The Animal Welfare Institute (AWI) sued the U.S. Department of Agriculture for its “unreasonable delay” in responding to a 2014 AWI petition that asked the agency to require independent certification of certain animal raising label claims.
The Administrative Procedure Act requires federal agencies to respond to petitions for rule-making within a reasonable time. After four-and-a-half years, USDA has not responded to AWI’s petition.
“The USDA’s current policy surrounding the approval of animal raising claims on meat and poultry packages utterly fails consumers,” Dena Jones, director of AWI’s farm animal program, said.
AWI’s rule-making petition, filed in May 2014, asked USDA to require third-party audits to substantiate holistic claims, such as “humane” and “sustainable,” so consumers would know these claims were verified prior to appearing on food labels. The use of these claims and others -- like “animal compassionate” and “raised with care” -- has increased in recent years as consumers have become more concerned about the well-being of animals raised for food and the impact of industrial animal agriculture on the environment.

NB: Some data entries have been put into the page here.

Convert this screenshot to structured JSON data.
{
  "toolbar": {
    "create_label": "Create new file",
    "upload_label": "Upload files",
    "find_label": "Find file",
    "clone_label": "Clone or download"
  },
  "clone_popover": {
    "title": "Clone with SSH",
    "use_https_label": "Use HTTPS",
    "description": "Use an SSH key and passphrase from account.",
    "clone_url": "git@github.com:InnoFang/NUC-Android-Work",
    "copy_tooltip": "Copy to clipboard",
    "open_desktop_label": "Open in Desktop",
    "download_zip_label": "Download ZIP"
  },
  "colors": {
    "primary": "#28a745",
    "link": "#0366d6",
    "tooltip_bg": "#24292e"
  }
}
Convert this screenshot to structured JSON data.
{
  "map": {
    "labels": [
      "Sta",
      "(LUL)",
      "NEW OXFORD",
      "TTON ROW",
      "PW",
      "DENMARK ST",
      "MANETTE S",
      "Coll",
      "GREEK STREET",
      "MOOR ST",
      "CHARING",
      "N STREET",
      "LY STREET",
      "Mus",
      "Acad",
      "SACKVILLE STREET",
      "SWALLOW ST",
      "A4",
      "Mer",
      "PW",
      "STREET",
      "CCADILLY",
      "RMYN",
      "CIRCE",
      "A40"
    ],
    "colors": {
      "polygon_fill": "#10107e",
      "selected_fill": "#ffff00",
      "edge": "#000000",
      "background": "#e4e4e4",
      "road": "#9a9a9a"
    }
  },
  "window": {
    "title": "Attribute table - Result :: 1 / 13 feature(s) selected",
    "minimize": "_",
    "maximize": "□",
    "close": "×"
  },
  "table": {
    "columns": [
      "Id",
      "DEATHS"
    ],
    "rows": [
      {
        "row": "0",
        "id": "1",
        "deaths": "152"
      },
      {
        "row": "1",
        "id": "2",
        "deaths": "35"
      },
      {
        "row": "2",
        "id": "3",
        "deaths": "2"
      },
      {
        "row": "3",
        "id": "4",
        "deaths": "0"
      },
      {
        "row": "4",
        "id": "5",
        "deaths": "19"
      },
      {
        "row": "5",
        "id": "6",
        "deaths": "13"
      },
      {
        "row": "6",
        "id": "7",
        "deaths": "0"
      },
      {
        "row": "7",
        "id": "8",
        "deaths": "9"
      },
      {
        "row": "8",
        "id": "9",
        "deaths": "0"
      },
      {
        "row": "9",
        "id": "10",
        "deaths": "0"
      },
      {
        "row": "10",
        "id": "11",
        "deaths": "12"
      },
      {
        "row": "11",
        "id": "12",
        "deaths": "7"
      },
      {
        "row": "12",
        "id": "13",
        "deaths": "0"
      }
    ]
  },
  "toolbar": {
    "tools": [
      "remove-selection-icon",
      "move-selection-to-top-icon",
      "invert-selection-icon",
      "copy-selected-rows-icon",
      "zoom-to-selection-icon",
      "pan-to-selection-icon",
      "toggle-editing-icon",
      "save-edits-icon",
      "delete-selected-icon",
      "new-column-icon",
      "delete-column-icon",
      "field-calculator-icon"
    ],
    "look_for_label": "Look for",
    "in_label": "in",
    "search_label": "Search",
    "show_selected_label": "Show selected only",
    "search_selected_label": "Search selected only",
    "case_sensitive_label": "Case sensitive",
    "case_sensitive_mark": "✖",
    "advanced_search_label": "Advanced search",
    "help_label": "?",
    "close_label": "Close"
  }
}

USDA attempted to resolve problems with its label approval process in 2016 by issuing a guidance document related to animal raising claims. “However, the document was so inadequate that more than 99% of commenters at the time were opposed to it,” AWI said. "The guidance continued to allow for misleading claims and did not increase transparency. Moreover, as commenters noted, it carried no mandate for third-party certification of animal welfare and sustainability claims."
According to an October online survey of more than 2,000 U.S. adults commissioned by AWI and conducted by The Harris Poll, 86% of meat/poultry/egg/dairy consumers agreed that the government should not allow the use of claims like “humanely raised” on food product labels unless verified by an independent inspection. Eighty-nine percent of these consumers said the government should require more than a producer affidavit to use such claims on those types of products.
USDA’s current practice for label approval consists of reviewing brief statements from producers testifying that they meet USDA’s definition for the claim or accepting the producer’s own definition for undefined claims such as “humanely raised.”
Consumers also overwhelmingly oppose USDA’s practice of allowing producers to create their own definitions for certain claims. According to a separate AWI-commissioned survey conducted by The Harris Poll in September 2018, 81% of frequent purchasers (four or more times per month) of animal products said producers should not be allowed to set their own definitions for claims about how farm animals are raised.
AWI said it hopes this lawsuit will force USDA to take much-needed action to address its failing label approval process. Requiring independent inspection by third parties will simplify the process and ensure that “humane” and “sustainable” claims made on food packages are vetted. Additionally, if USDA requires third-party certification for animal welfare and sustainability claims, AWI believes that more producers will participate in these programs and that more animals will be raised under higher, more transparent standards of care.
“For consumers concerned about farm animal welfare and environmental sustainability, third-party certification will provide much-needed cues for making food choices that are consistent with personal values,” Jones said.
AWI is represented by Duke University Law School’s Environmental Law & Policy Clinic.